Give back every entry, exactly as written.
### RAW DATA ###
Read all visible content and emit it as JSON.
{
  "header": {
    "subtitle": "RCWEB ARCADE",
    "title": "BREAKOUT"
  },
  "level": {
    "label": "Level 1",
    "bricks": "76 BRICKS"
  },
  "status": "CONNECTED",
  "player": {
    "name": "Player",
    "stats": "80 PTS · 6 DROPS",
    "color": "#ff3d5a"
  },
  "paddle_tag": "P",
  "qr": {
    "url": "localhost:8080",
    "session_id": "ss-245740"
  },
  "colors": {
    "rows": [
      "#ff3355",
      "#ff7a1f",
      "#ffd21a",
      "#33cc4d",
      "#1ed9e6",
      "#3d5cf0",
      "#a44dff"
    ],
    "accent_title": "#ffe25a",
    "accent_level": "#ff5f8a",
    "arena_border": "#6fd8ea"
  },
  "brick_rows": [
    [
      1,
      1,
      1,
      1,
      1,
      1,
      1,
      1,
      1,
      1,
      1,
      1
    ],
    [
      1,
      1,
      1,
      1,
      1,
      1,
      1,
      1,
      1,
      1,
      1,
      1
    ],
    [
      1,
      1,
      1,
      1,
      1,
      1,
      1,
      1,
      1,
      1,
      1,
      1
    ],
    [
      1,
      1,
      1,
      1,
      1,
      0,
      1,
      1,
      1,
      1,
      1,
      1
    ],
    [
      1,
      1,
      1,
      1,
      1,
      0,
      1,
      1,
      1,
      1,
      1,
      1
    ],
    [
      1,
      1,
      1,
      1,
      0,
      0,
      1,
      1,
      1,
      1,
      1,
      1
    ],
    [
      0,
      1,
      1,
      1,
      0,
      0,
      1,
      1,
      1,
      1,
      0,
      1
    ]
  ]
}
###
**OUTPUT OF THE EXERCISE**
Read all visible content and emit it as JSON.
{
  "header": {
    "subtitle": "RCWEB ARCADE",
    "title": "BREAKOUT"
  },
  "level": {
    "label": "Level 1",
    "bricks": "76 BRICKS"
  },
  "status": "CONNECTED",
  "player": {
    "name": "Player",
    "stats": "80 PTS · 6 DROPS",
    "color": "#ff3d5a"
  },
  "paddle_tag": "P",
  "qr": {
    "url": "localhost:8080",
    "session_id": "ss-245740"
  },
  "colors": {
    "rows": [
      "#ff3355",
      "#ff7a1f",
      "#ffd21a",
      "#33cc4d",
      "#1ed9e6",
      "#3d5cf0",
      "#a44dff"
    ],
    "accent_title": "#ffe25a",
    "accent_level": "#ff5f8a",
    "arena_border": "#6fd8ea"
  },
  "brick_rows": [
    [
      1,
      1,
      1,
      1,
      1,
      1,
      1,
      1,
      1,
      1,
      1,
      1
    ],
    [
      1,
      1,
      1,
      1,
      1,
      1,
      1,
      1,
      1,
      1,
      1,
      1
    ],
    [
      1,
      1,
      1,
      1,
      1,
      1,
      1,
      1,
      1,
      1,
      1,
      1
    ],
    [
      1,
      1,
      1,
      1,
      1,
      0,
      1,
      1,
      1,
      1,
      1,
      1
    ],
    [
      1,
      1,
      1,
      1,
      1,
      0,
      1,
      1,
      1,
      1,
      1,
      1
    ],
    [
      1,
      1,
      1,
      1,
      0,
      0,
      1,
      1,
      1,
      1,
      1,
      1
    ],
    [
      0,
      1,
      1,
      1,
      0,
      0,
      1,
      1,
      1,
      1,
      0,
      1
    ]
  ]
}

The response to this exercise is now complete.